Records drawn from a dataset
___
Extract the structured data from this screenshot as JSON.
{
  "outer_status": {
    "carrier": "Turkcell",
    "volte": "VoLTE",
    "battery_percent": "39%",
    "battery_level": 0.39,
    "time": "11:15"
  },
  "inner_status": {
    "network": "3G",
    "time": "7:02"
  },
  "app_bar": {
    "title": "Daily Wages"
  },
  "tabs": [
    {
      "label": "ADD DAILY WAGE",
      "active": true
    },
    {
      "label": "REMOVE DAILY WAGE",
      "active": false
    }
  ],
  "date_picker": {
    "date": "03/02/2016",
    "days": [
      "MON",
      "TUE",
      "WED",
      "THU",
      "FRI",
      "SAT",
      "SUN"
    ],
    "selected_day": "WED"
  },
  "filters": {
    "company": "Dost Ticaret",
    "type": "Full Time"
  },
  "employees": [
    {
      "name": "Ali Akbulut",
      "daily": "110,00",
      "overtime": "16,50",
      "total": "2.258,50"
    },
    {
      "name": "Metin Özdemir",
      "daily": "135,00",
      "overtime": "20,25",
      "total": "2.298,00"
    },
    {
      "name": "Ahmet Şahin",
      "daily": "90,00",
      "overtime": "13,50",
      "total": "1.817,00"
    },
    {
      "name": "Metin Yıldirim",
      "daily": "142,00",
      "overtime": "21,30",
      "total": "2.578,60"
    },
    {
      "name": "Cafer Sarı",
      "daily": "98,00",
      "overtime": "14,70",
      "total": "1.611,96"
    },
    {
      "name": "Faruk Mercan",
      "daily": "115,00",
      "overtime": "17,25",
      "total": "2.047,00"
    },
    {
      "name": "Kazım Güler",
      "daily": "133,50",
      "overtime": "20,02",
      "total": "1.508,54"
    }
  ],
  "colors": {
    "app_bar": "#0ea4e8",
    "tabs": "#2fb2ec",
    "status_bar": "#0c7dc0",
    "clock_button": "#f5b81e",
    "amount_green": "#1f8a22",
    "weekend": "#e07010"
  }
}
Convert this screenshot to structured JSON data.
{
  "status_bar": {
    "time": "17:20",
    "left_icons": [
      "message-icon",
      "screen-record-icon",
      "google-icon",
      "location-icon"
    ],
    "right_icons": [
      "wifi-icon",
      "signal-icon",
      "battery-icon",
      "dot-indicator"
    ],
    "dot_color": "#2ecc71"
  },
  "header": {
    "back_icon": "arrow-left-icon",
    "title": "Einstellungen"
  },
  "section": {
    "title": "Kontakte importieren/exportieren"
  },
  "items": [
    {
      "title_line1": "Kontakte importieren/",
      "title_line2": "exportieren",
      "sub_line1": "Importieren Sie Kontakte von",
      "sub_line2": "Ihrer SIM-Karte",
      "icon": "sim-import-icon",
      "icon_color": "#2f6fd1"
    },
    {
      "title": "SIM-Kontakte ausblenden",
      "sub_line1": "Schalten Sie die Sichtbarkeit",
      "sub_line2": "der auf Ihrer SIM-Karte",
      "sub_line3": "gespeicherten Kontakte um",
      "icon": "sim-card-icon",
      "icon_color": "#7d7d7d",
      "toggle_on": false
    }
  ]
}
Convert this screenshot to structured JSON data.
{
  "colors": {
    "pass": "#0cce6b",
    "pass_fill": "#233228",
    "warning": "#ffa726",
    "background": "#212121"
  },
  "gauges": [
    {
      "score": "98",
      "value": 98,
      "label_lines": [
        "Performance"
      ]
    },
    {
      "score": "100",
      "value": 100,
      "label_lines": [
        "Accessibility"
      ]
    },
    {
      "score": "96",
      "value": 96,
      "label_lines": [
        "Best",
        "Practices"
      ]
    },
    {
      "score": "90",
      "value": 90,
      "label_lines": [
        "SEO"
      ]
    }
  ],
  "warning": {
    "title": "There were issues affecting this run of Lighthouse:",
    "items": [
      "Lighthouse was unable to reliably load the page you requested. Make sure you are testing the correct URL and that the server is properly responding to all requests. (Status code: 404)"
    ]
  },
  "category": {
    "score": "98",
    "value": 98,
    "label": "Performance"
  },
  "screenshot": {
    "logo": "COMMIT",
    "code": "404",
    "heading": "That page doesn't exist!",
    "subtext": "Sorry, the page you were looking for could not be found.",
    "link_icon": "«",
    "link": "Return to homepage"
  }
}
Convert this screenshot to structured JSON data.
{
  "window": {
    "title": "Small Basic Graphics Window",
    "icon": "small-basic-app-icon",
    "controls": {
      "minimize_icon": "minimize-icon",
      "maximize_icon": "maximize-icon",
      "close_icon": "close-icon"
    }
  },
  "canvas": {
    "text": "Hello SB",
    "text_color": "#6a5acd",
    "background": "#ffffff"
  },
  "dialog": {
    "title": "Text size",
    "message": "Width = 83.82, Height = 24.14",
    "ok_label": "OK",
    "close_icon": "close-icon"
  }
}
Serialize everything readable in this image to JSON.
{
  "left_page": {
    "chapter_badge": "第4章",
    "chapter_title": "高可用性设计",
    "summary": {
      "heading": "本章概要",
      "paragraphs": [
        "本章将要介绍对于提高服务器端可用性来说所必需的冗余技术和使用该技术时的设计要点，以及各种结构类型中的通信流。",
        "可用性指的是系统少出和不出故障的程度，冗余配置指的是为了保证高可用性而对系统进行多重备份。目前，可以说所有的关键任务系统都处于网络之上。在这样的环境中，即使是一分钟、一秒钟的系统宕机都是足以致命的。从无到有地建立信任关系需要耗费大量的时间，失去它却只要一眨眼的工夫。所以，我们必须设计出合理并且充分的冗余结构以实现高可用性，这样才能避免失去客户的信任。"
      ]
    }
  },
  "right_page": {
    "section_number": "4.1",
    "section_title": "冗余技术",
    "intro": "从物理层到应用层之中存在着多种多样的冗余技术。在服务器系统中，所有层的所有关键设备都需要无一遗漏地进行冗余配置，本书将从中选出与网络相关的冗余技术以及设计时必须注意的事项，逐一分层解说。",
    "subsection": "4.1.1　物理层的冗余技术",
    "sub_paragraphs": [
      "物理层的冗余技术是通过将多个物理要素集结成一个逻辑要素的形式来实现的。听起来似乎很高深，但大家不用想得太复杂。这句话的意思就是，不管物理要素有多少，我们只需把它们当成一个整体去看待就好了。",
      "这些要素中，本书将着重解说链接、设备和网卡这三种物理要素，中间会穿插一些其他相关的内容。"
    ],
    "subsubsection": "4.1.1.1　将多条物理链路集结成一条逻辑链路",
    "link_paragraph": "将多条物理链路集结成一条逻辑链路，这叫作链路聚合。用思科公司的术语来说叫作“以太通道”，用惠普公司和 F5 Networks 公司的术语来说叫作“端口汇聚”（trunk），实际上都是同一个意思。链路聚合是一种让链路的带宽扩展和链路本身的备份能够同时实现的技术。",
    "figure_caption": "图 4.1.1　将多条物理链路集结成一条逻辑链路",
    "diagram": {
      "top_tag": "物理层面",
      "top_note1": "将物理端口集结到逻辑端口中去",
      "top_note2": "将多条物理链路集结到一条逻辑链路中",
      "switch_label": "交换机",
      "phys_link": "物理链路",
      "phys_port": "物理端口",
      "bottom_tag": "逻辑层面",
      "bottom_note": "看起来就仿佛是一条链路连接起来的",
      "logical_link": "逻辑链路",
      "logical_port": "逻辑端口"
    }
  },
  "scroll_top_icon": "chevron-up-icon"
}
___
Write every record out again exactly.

> Result for this exercise
Extract the structured data from this screenshot as JSON.
{
  "outer_status": {
    "carrier": "Turkcell",
    "volte": "VoLTE",
    "battery_percent": "39%",
    "battery_level": 0.39,
    "time": "11:15"
  },
  "inner_status": {
    "network": "3G",
    "time": "7:02"
  },
  "app_bar": {
    "title": "Daily Wages"
  },
  "tabs": [
    {
      "label": "ADD DAILY WAGE",
      "active": true
    },
    {
      "label": "REMOVE DAILY WAGE",
      "active": false
    }
  ],
  "date_picker": {
    "date": "03/02/2016",
    "days": [
      "MON",
      "TUE",
      "WED",
      "THU",
      "FRI",
      "SAT",
      "SUN"
    ],
    "selected_day": "WED"
  },
  "filters": {
    "company": "Dost Ticaret",
    "type": "Full Time"
  },
  "employees": [
    {
      "name": "Ali Akbulut",
      "daily": "110,00",
      "overtime": "16,50",
      "total": "2.258,50"
    },
    {
      "name": "Metin Özdemir",
      "daily": "135,00",
      "overtime": "20,25",
      "total": "2.298,00"
    },
    {
      "name": "Ahmet Şahin",
      "daily": "90,00",
      "overtime": "13,50",
      "total": "1.817,00"
    },
    {
      "name": "Metin Yıldirim",
      "daily": "142,00",
      "overtime": "21,30",
      "total": "2.578,60"
    },
    {
      "name": "Cafer Sarı",
      "daily": "98,00",
      "overtime": "14,70",
      "total": "1.611,96"
    },
    {
      "name": "Faruk Mercan",
      "daily": "115,00",
      "overtime": "17,25",
      "total": "2.047,00"
    },
    {
      "name": "Kazım Güler",
      "daily": "133,50",
      "overtime": "20,02",
      "total": "1.508,54"
    }
  ],
  "colors": {
    "app_bar": "#0ea4e8",
    "tabs": "#2fb2ec",
    "status_bar": "#0c7dc0",
    "clock_button": "#f5b81e",
    "amount_green": "#1f8a22",
    "weekend": "#e07010"
  }
}
Convert this screenshot to structured JSON data.
{
  "status_bar": {
    "time": "17:20",
    "left_icons": [
      "message-icon",
      "screen-record-icon",
      "google-icon",
      "location-icon"
    ],
    "right_icons": [
      "wifi-icon",
      "signal-icon",
      "battery-icon",
      "dot-indicator"
    ],
    "dot_color": "#2ecc71"
  },
  "header": {
    "back_icon": "arrow-left-icon",
    "title": "Einstellungen"
  },
  "section": {
    "title": "Kontakte importieren/exportieren"
  },
  "items": [
    {
      "title_line1": "Kontakte importieren/",
      "title_line2": "exportieren",
      "sub_line1": "Importieren Sie Kontakte von",
      "sub_line2": "Ihrer SIM-Karte",
      "icon": "sim-import-icon",
      "icon_color": "#2f6fd1"
    },
    {
      "title": "SIM-Kontakte ausblenden",
      "sub_line1": "Schalten Sie die Sichtbarkeit",
      "sub_line2": "der auf Ihrer SIM-Karte",
      "sub_line3": "gespeicherten Kontakte um",
      "icon": "sim-card-icon",
      "icon_color": "#7d7d7d",
      "toggle_on": false
    }
  ]
}
Convert this screenshot to structured JSON data.
{
  "colors": {
    "pass": "#0cce6b",
    "pass_fill": "#233228",
    "warning": "#ffa726",
    "background": "#212121"
  },
  "gauges": [
    {
      "score": "98",
      "value": 98,
      "label_lines": [
        "Performance"
      ]
    },
    {
      "score": "100",
      "value": 100,
      "label_lines": [
        "Accessibility"
      ]
    },
    {
      "score": "96",
      "value": 96,
      "label_lines": [
        "Best",
        "Practices"
      ]
    },
    {
      "score": "90",
      "value": 90,
      "label_lines": [
        "SEO"
      ]
    }
  ],
  "warning": {
    "title": "There were issues affecting this run of Lighthouse:",
    "items": [
      "Lighthouse was unable to reliably load the page you requested. Make sure you are testing the correct URL and that the server is properly responding to all requests. (Status code: 404)"
    ]
  },
  "category": {
    "score": "98",
    "value": 98,
    "label": "Performance"
  },
  "screenshot": {
    "logo": "COMMIT",
    "code": "404",
    "heading": "That page doesn't exist!",
    "subtext": "Sorry, the page you were looking for could not be found.",
    "link_icon": "«",
    "link": "Return to homepage"
  }
}
Convert this screenshot to structured JSON data.
{
  "window": {
    "title": "Small Basic Graphics Window",
    "icon": "small-basic-app-icon",
    "controls": {
      "minimize_icon": "minimize-icon",
      "maximize_icon": "maximize-icon",
      "close_icon": "close-icon"
    }
  },
  "canvas": {
    "text": "Hello SB",
    "text_color": "#6a5acd",
    "background": "#ffffff"
  },
  "dialog": {
    "title": "Text size",
    "message": "Width = 83.82, Height = 24.14",
    "ok_label": "OK",
    "close_icon": "close-icon"
  }
}
Serialize everything readable in this image to JSON.
{
  "left_page": {
    "chapter_badge": "第4章",
    "chapter_title": "高可用性设计",
    "summary": {
      "heading": "本章概要",
      "paragraphs": [
        "本章将要介绍对于提高服务器端可用性来说所必需的冗余技术和使用该技术时的设计要点，以及各种结构类型中的通信流。",
        "可用性指的是系统少出和不出故障的程度，冗余配置指的是为了保证高可用性而对系统进行多重备份。目前，可以说所有的关键任务系统都处于网络之上。在这样的环境中，即使是一分钟、一秒钟的系统宕机都是足以致命的。从无到有地建立信任关系需要耗费大量的时间，失去它却只要一眨眼的工夫。所以，我们必须设计出合理并且充分的冗余结构以实现高可用性，这样才能避免失去客户的信任。"
      ]
    }
  },
  "right_page": {
    "section_number": "4.1",
    "section_title": "冗余技术",
    "intro": "从物理层到应用层之中存在着多种多样的冗余技术。在服务器系统中，所有层的所有关键设备都需要无一遗漏地进行冗余配置，本书将从中选出与网络相关的冗余技术以及设计时必须注意的事项，逐一分层解说。",
    "subsection": "4.1.1　物理层的冗余技术",
    "sub_paragraphs": [
      "物理层的冗余技术是通过将多个物理要素集结成一个逻辑要素的形式来实现的。听起来似乎很高深，但大家不用想得太复杂。这句话的意思就是，不管物理要素有多少，我们只需把它们当成一个整体去看待就好了。",
      "这些要素中，本书将着重解说链接、设备和网卡这三种物理要素，中间会穿插一些其他相关的内容。"
    ],
    "subsubsection": "4.1.1.1　将多条物理链路集结成一条逻辑链路",
    "link_paragraph": "将多条物理链路集结成一条逻辑链路，这叫作链路聚合。用思科公司的术语来说叫作“以太通道”，用惠普公司和 F5 Networks 公司的术语来说叫作“端口汇聚”（trunk），实际上都是同一个意思。链路聚合是一种让链路的带宽扩展和链路本身的备份能够同时实现的技术。",
    "figure_caption": "图 4.1.1　将多条物理链路集结成一条逻辑链路",
    "diagram": {
      "top_tag": "物理层面",
      "top_note1": "将物理端口集结到逻辑端口中去",
      "top_note2": "将多条物理链路集结到一条逻辑链路中",
      "switch_label": "交换机",
      "phys_link": "物理链路",
      "phys_port": "物理端口",
      "bottom_tag": "逻辑层面",
      "bottom_note": "看起来就仿佛是一条链路连接起来的",
      "logical_link": "逻辑链路",
      "logical_port": "逻辑端口"
    }
  },
  "scroll_top_icon": "chevron-up-icon"
}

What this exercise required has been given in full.